Every month, new scientific discoveries blur the line of differences between man and animals. Now we know that not only dolphins but cows and rats also empathize, love and grieve. Yet animal cruelty is still legal for farm animals.
Many animals are known to grieve; elephants, chimpanzees, dolphins, sea lions and even magpies. Gana, a captive gorilla, clearly grieved the loss of her infant and the image of her carrying her dead baby was shown around the world. Jane Goodall tells the story in her book, Through a Window of Flint, of a young chimpanzee who died from sadness soon after his mother, Flo. “Flint became increasingly lethargic, refused food and, with his immune system thus weakened, fell sick,” she wrote.
Marc Bekoff describes in the Newscientist, a magpie ritual he witnessed a few years ago in Boulder, Colorado. “A magpie was lying dead on the side of the road, probably hit by a car, with four others standing around it. One after the other, two of them approached the corpse, gently pecked at it and stepped back. One of the birds flew off, brought back some grass and laid it by the corpse. Another did the same. Then all four stood vigil for a few seconds before flying away one by one.”
The sweetest kiss ever
Holly Cheever tells the incredible story of a dairy cow hiding one of her calves after giving birth to twins. It was her fifth birth; she knew that her babies were going to be taken away. Think for a moment of the intelligence and care this mothering cow displayed. She first remembered the pain of losing her child, and then she formulated a plan to keep one of them. The most amazing part of this story is that instead of hiding both calves, which would have aroused the farmer’s suspicion, she gave one away.
Though, it does not mean that animals experience feelings the same way than we do. The Australian sea lions in the video seem deeply in love, happy and excited, they give each other the sweetest kiss ever. Though, they certainly not experience love the same way than we do as males may keep harems of around 4 to 6 females.
Watch: Empathy: Human or Animal
According to the free dictionary, “empathy is the power of understanding and imaginatively entering into another person’s feelings”. We should probably update this definition, as not only people, but chickens also feel for one another.
Studies published in the Journal of Science in December 2011 have shown that rats and chickens display empathy. According to Inabal Ben-Ami Bartal, Jean Decety and Peggy Mason at the University of Chicago; untrained laboratory rats will free companions rather than selfishly feast on chocolate. “When liberating a cage mate, was pitted against chocolate contained within a second restrainer, rats opened both restrainers and typically shared the chocolate”.
Those studies reveal that humans and nonhumans are inherently compassionate. “When we act without empathy we are acting against our biological inheritance … If humans would listen and act on their biological inheritance more often, we’d be better off,” says Peggy Mason. This should make us think twice about the way we treat laboratory rats or farm animals.
Cruelty on farms animals is not happening just in America.
Some critics would call those observations, anthropomorphism, which is the attribution of human behavior to animals, and argue it is not real science.
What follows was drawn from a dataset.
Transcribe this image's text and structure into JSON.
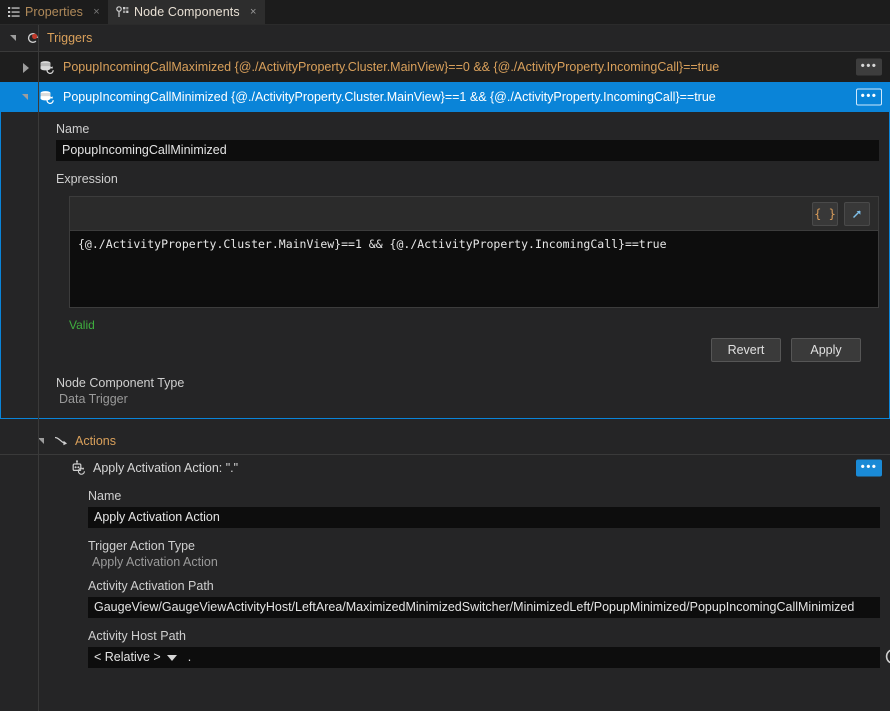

Though, Allan and Bekoff explain that by using human terms to illustrate animals’ emotions, humans make the animals’ worlds accessible to themselves. “Emotions serve as a “social glue” to bond individuals with one another and to catalyze and regulate their social encounters”. Charles Darwin himself advocates that differences among species are in degree rather than kind.
Research from the University of Toronto shows that morality and empathy are not some kind of higher reasoning created by humans but survival instincts. It could simply be the result of evolution determining that morality and compassion are beneficial to the survival of species. What about empathy toward different species?
For the ones still not convinced that animals feel, here is “real science”. A recent study by Patrick Hof and Estel Van Der Gucht of the Mount Sinal School of Medicine in New York found specialised neurons, called spindle cells linked, in humans, to emotion, speech, social skills empathy and ‘gut’ intuition, in the brains of humpback, fin, killer and sperm whales. In fact, whales were found to have three times as many of these cells proportionally as humans do. Since our brains work in the same way as animals’, it makes sense for similar things to be happening.
Humans now know, that cows and chickens feel, at least in the same way as dogs and cats. We pride ourselves on being a species with higher moral senses. Yet, farm animals have been excluded from the animal cruelty laws that protect dogs and cats so that they can be exploited for human consumption. I guess, suffering in the name of profit has become socially acceptable in our society.